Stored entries

********

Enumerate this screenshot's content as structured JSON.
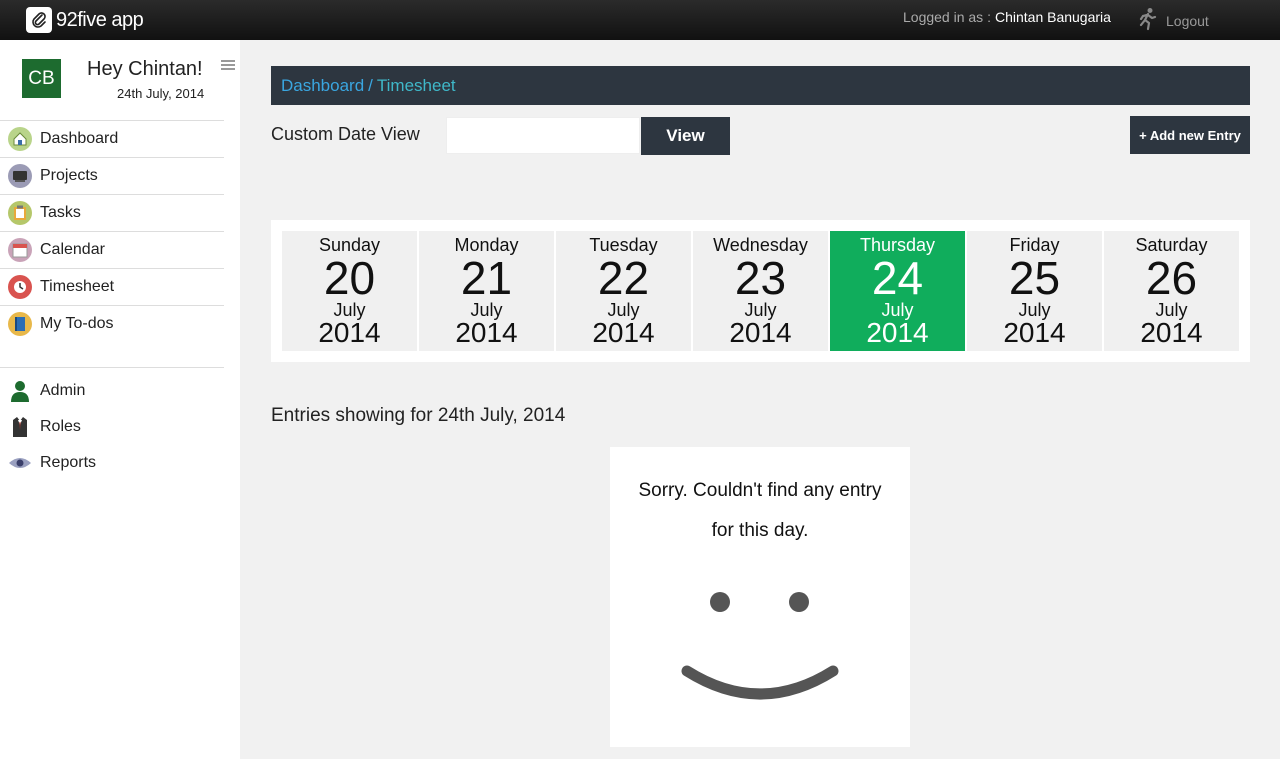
{
  "app": {
    "name": "92five app"
  },
  "topbar": {
    "logged_in_label": "Logged in as :",
    "user_name": "Chintan Banugaria",
    "logout_label": "Logout",
    "logout_icon": "running-man-icon"
  },
  "sidebar": {
    "avatar_initials": "CB",
    "greeting": "Hey Chintan!",
    "date": "24th July, 2014",
    "items": [
      {
        "label": "Dashboard",
        "icon": "home-icon"
      },
      {
        "label": "Projects",
        "icon": "projects-icon"
      },
      {
        "label": "Tasks",
        "icon": "clipboard-icon"
      },
      {
        "label": "Calendar",
        "icon": "calendar-icon"
      },
      {
        "label": "Timesheet",
        "icon": "clock-icon"
      },
      {
        "label": "My To-dos",
        "icon": "notebook-icon"
      }
    ],
    "admin_items": [
      {
        "label": "Admin",
        "icon": "user-icon"
      },
      {
        "label": "Roles",
        "icon": "suit-icon"
      },
      {
        "label": "Reports",
        "icon": "eye-icon"
      }
    ]
  },
  "breadcrumb": {
    "root": "Dashboard",
    "separator": "/",
    "current": "Timesheet"
  },
  "toolbar": {
    "custom_date_label": "Custom Date View",
    "date_input_value": "",
    "view_label": "View",
    "add_entry_label": "+ Add new Entry"
  },
  "week": {
    "days": [
      {
        "name": "Sunday",
        "num": "20",
        "month": "July",
        "year": "2014",
        "active": false
      },
      {
        "name": "Monday",
        "num": "21",
        "month": "July",
        "year": "2014",
        "active": false
      },
      {
        "name": "Tuesday",
        "num": "22",
        "month": "July",
        "year": "2014",
        "active": false
      },
      {
        "name": "Wednesday",
        "num": "23",
        "month": "July",
        "year": "2014",
        "active": false
      },
      {
        "name": "Thursday",
        "num": "24",
        "month": "July",
        "year": "2014",
        "active": true
      },
      {
        "name": "Friday",
        "num": "25",
        "month": "July",
        "year": "2014",
        "active": false
      },
      {
        "name": "Saturday",
        "num": "26",
        "month": "July",
        "year": "2014",
        "active": false
      }
    ],
    "active_color": "#10ad5c"
  },
  "entries": {
    "heading": "Entries showing for 24th July, 2014",
    "empty_message_line1": "Sorry. Couldn't find any entry",
    "empty_message_line2": "for this day."
  },
  "colors": {
    "topbar": "#1a1a1a",
    "dark_button": "#2d3640",
    "link": "#3aa6e0",
    "avatar": "#1d6b2f"
  }
}
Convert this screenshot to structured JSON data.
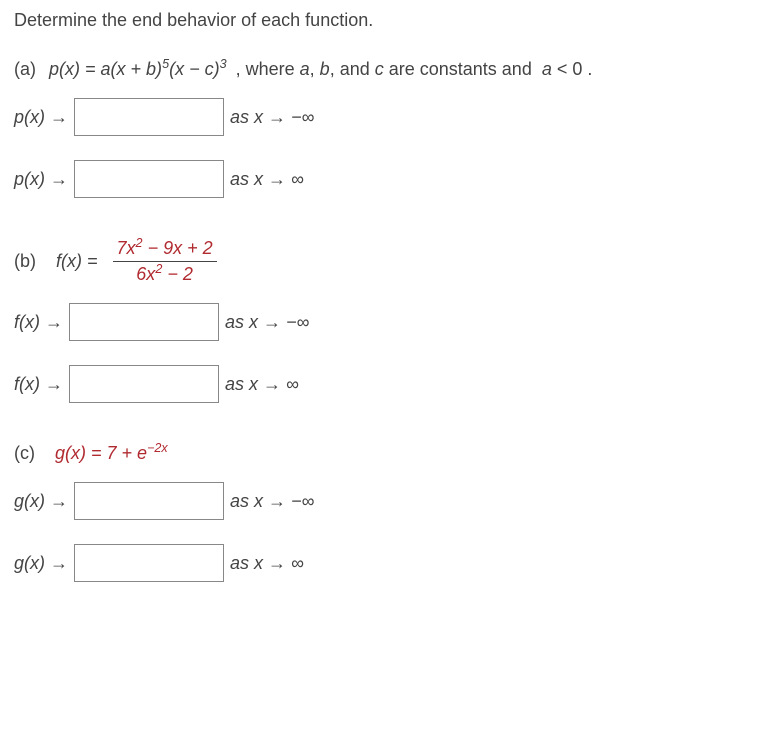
{
  "instruction": "Determine the end behavior of each function.",
  "parts": {
    "a": {
      "label": "(a)",
      "fnLeft": "p(x) = a(x + b)",
      "sup1": "5",
      "fnMid": "(x − c)",
      "sup2": "3",
      "trail": " , where a, b, and c are constants and  a < 0 .",
      "rows": [
        {
          "fn": "p(x) →",
          "limit": "as x → −∞"
        },
        {
          "fn": "p(x) →",
          "limit": "as x → ∞"
        }
      ]
    },
    "b": {
      "label": "(b)",
      "fnName": "f(x)  =",
      "num_a": "7x",
      "num_sup": "2",
      "num_b": " − 9x + 2",
      "den_a": "6x",
      "den_sup": "2",
      "den_b": " − 2",
      "rows": [
        {
          "fn": "f(x) →",
          "limit": "as x → −∞"
        },
        {
          "fn": "f(x) →",
          "limit": "as x → ∞"
        }
      ]
    },
    "c": {
      "label": "(c)",
      "fnText_a": "g(x) = 7 + e",
      "fnSup": "−2x",
      "rows": [
        {
          "fn": "g(x) →",
          "limit": "as x → −∞"
        },
        {
          "fn": "g(x) →",
          "limit": "as x → ∞"
        }
      ]
    }
  }
}
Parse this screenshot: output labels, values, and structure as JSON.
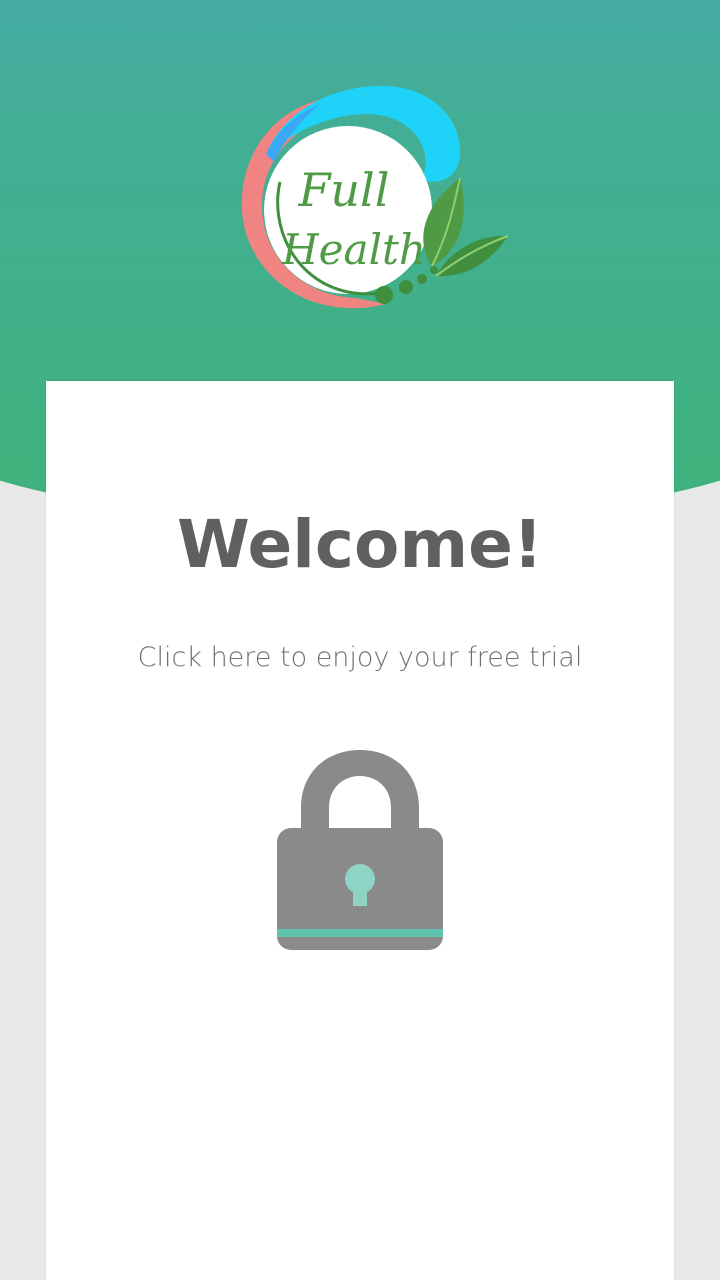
{
  "app": {
    "logo_line1": "Full",
    "logo_line2": "Health"
  },
  "card": {
    "title": "Welcome!",
    "trial_link": "Click here to enjoy your free trial",
    "lock_icon": "padlock-icon"
  },
  "colors": {
    "header_top": "#45a6c0",
    "header_bottom": "#3fb37a",
    "lock_body": "#8a8a8a",
    "lock_accent": "#5ec4b0",
    "keyhole": "#8fd3c5",
    "text": "#606060"
  }
}
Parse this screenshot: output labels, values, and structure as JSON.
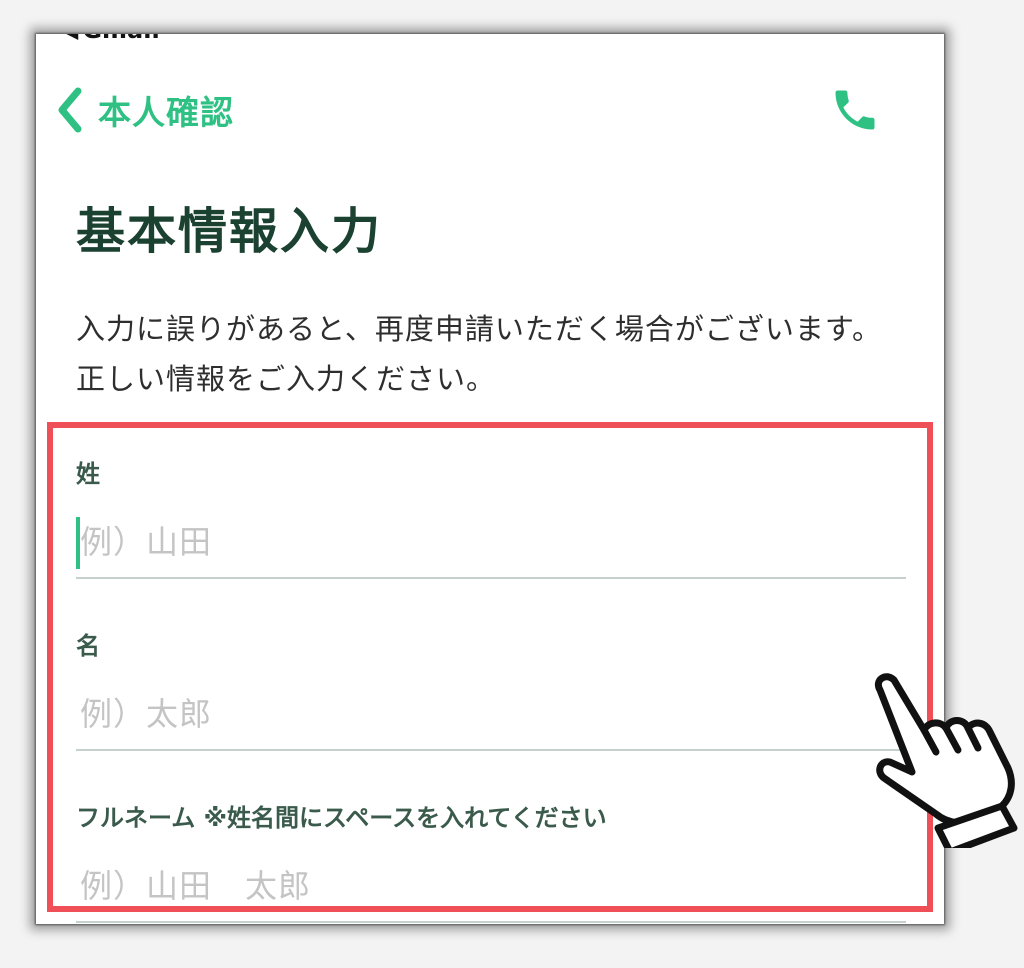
{
  "status_bar": {
    "back_app": "Gmail"
  },
  "nav": {
    "back_label": "本人確認",
    "call_icon": "phone-icon"
  },
  "page": {
    "title": "基本情報入力",
    "notice": "入力に誤りがあると、再度申請いただく場合がございます。正しい情報をご入力ください。"
  },
  "form": {
    "last_name": {
      "label": "姓",
      "placeholder": "例）山田",
      "value": ""
    },
    "first_name": {
      "label": "名",
      "placeholder": "例）太郎",
      "value": ""
    },
    "full_name": {
      "label": "フルネーム ※姓名間にスペースを入れてください",
      "placeholder": "例）山田　太郎",
      "value": ""
    }
  },
  "colors": {
    "accent": "#2fc184",
    "title": "#1b4131",
    "highlight": "#ef5057"
  },
  "annotation": {
    "icon": "pointing-hand-icon"
  }
}
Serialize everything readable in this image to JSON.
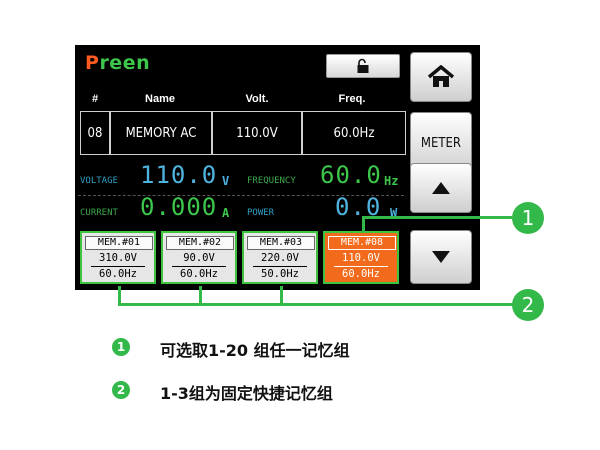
{
  "brand": "Preen",
  "header": {
    "col_num": "#",
    "col_name": "Name",
    "col_volt": "Volt.",
    "col_freq": "Freq."
  },
  "current_row": {
    "num": "08",
    "name": "MEMORY AC",
    "volt": "110.0V",
    "freq": "60.0Hz"
  },
  "meters": {
    "voltage": {
      "label": "VOLTAGE",
      "value": "110.0",
      "unit": "V"
    },
    "frequency": {
      "label": "FREQUENCY",
      "value": "60.0",
      "unit": "Hz"
    },
    "current": {
      "label": "CURRENT",
      "value": "0.000",
      "unit": "A"
    },
    "power": {
      "label": "POWER",
      "value": "0.0",
      "unit": "W"
    }
  },
  "memories": [
    {
      "title": "MEM.#01",
      "volt": "310.0V",
      "freq": "60.0Hz",
      "active": false
    },
    {
      "title": "MEM.#02",
      "volt": "90.0V",
      "freq": "60.0Hz",
      "active": false
    },
    {
      "title": "MEM.#03",
      "volt": "220.0V",
      "freq": "50.0Hz",
      "active": false
    },
    {
      "title": "MEM.#08",
      "volt": "110.0V",
      "freq": "60.0Hz",
      "active": true
    }
  ],
  "sidebar": {
    "meter_label": "METER"
  },
  "callouts": {
    "one": "1",
    "two": "2"
  },
  "legend": [
    {
      "num": "1",
      "text": "可选取1-20 组任一记忆组"
    },
    {
      "num": "2",
      "text": "1-3组为固定快捷记忆组"
    }
  ],
  "colors": {
    "accent_green": "#33b84a",
    "active_orange": "#f26a1b",
    "voltage_blue": "#4fb3e0",
    "meter_green": "#3cc64a"
  }
}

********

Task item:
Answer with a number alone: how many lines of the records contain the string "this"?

Written answer:
6